  17. Mcdonald JH and Kreitman M. “Adaptive protein evolution at the Adh locus in Drosophila”. Nature 6328 (1991): 652-654.
  18. RCSB protein database.
  20. Duhovny D., et al. “Efficient Unbound Docking of Rigid Molecules”. In: Guigó R., Gusfield D. (eds) Algorithms in Bioinformatics. WABI 2002. Lecture Notes in Computer Science, vol 2452. Springer, Berlin, Heidelberg (2002).
  21. Schneidman-duhovny D., et al. “PatchDock and SymmDock: servers for rigid and symmetric docking”. Nucleic Acids Research 33 (2015).
  22. Andrusier N., et al. “FireDock: fast interaction refinement in molecular docking”. Proteins 1 (2007): 139-159.
  23. Mashiach E., et al. “FireDock: a web server for fast interaction refinement in molecular docking”. Nucleic Acids Research 36 (2008): W229-232.
  24. Xue LC., et al. “PRODIGY: a web server for predicting the binding affinity of protein-protein complexes”. Bioinformatics 23 (2016): 3676-3678.
  25. Jespersen MC., et al. “BepiPred-2.0: improving sequence-based B-cell epitope prediction using conformational epitopes”. Nucleic Acids Research 45 (2017): W24-W29.
  26. Principi N., et al. “Effects of coronavirus infections in children”. Emerging Infection Disease 16 (2010): 183-188.
  27. Raoult D., et al. “Coronavirus infections: Epidemiological, clinical and immunological features and hypotheses”. Cell Stress4 (2020): 66-75.
  28. Brielle ES., et al. “The SARS-CoV-2 Exerts a Distinctive Strategy for Interacting with the ACE2 Human Receptor”. Viruses5 (2010).
  29. Ortega JT., et al. “Role of changes in SARS-CoV-2 spike protein in the interaction with the human ACE2 receptor: An analysis”. EXCLI Journal 19 (2020): 410-417.
  30. Bai Y., et al. “Presumed Asymptomatic Carrier Transmission of COVID-19”. JAMA14 (2020): 1406-1407.
  31. Zou L., et al. “SARS-CoV-2 Viral Load in Upper Respiratory Specimens of Infected Patients”. The New England Journal of Medicine 382 (2020): 1177-79.


Citation: Pramita Chowdhury., et al. “In-depth Sequence Analysis of SARS-CoV-2 Spike Protein Repudiates Mutation Mediated Adaptive Selection in the Virus". Acta Scientific Microbiology 3.12 (2020): 16-23.


Acceptance rate30%
Acceptance to publication20-30 days
Impact Factor1.172

Indexed In

News and Events

  • Certification for Review
    Acta Scientific certifies the Editors/reviewers for their review done towards the assigned articles of the respective journals.
  • Submission Timeline for Upcoming Issue
    The last date for submission of articles for regular Issues is March 20, 2021.
  • Publication Certificate
    Authors will be issued a "Publication Certificate" as a mark of appreciation for publishing their work.
  • Best Article of the Issue
    The Editors will elect one Best Article after each issue release.

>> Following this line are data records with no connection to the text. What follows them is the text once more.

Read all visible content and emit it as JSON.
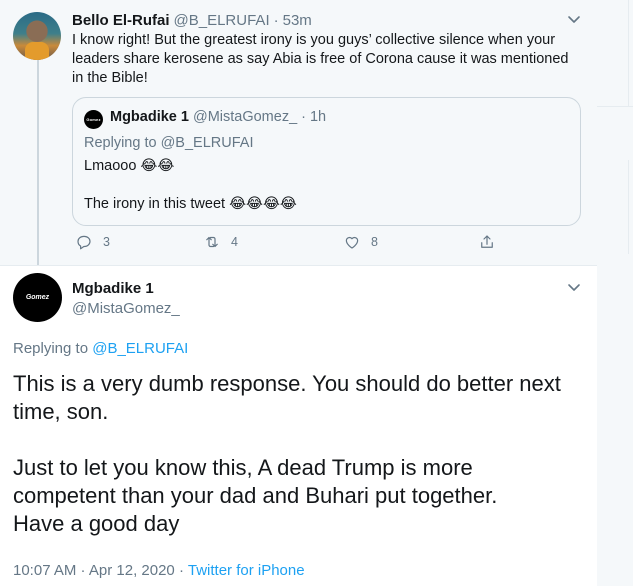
{
  "parent": {
    "name": "Bello El-Rufai",
    "handle": "@B_ELRUFAI",
    "separator": "·",
    "time": "53m",
    "lines": [
      "I know right! But the greatest irony is you guys’ collective silence when your",
      "leaders share kerosene as say Abia is free of Corona cause it was mentioned",
      "in the Bible!"
    ],
    "quote": {
      "name": "Mgbadike 1",
      "handle": "@MistaGomez_",
      "separator": "·",
      "time": "1h",
      "avatar_text": "Gomez",
      "replying_prefix": "Replying to",
      "replying_to": "@B_ELRUFAI",
      "line1": "Lmaooo 😂😂",
      "line2": "The irony in this tweet 😂😂😂😂"
    },
    "actions": {
      "reply": {
        "icon": "reply-icon",
        "count": "3"
      },
      "retweet": {
        "icon": "retweet-icon",
        "count": "4"
      },
      "like": {
        "icon": "heart-icon",
        "count": "8"
      },
      "share": {
        "icon": "share-icon"
      }
    }
  },
  "main": {
    "name": "Mgbadike 1",
    "handle": "@MistaGomez_",
    "avatar_text": "Gomez",
    "replying_prefix": "Replying to",
    "replying_to": "@B_ELRUFAI",
    "text_lines_1": [
      "This is a very dumb response. You should do better next",
      "time, son."
    ],
    "text_lines_2": [
      "Just to let you know this, A dead Trump is more",
      "competent than your dad and Buhari put together.",
      "Have a good day"
    ],
    "timestamp": "10:07 AM · Apr 12, 2020",
    "meta_separator": "·",
    "source": "Twitter for iPhone"
  },
  "colors": {
    "text": "#14171a",
    "secondary": "#657786",
    "accent": "#1da1f2",
    "context_bg": "#f5f8fa",
    "border": "#ccd6dd"
  }
}
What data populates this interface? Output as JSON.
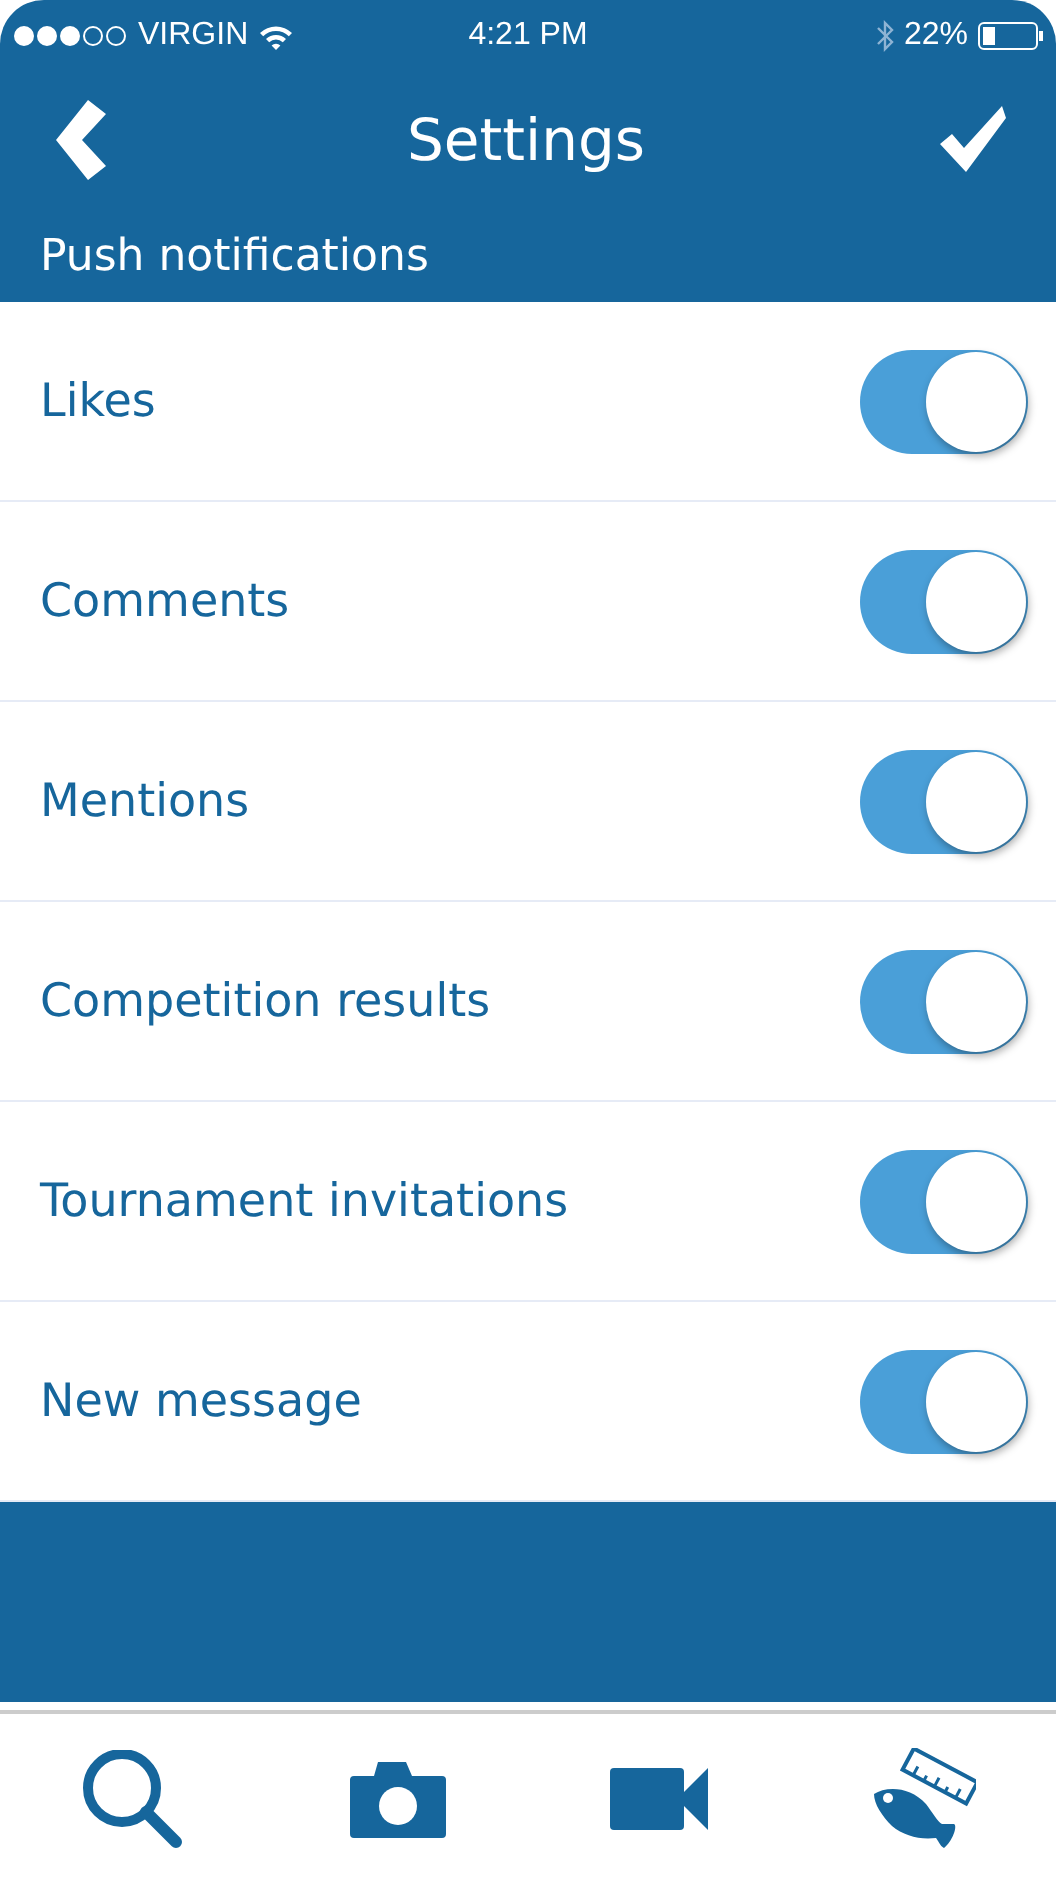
{
  "status_bar": {
    "carrier": "VIRGIN",
    "time": "4:21 PM",
    "battery": "22%"
  },
  "nav": {
    "title": "Settings"
  },
  "section": {
    "title": "Push notifications"
  },
  "settings": [
    {
      "label": "Likes",
      "on": true
    },
    {
      "label": "Comments",
      "on": true
    },
    {
      "label": "Mentions",
      "on": true
    },
    {
      "label": "Competition results",
      "on": true
    },
    {
      "label": "Tournament invitations",
      "on": true
    },
    {
      "label": "New message",
      "on": true
    }
  ],
  "tab_bar": [
    {
      "kind": "search"
    },
    {
      "kind": "camera"
    },
    {
      "kind": "video"
    },
    {
      "kind": "fish"
    }
  ]
}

The authors of this article will be provided with a certificate of “Best Article of the Issue”.
  • Welcoming Article Submission
    Acta Scientific delightfully welcomes active researchers for submission of articles towards the upcoming issue of respective journals.
  • Contact US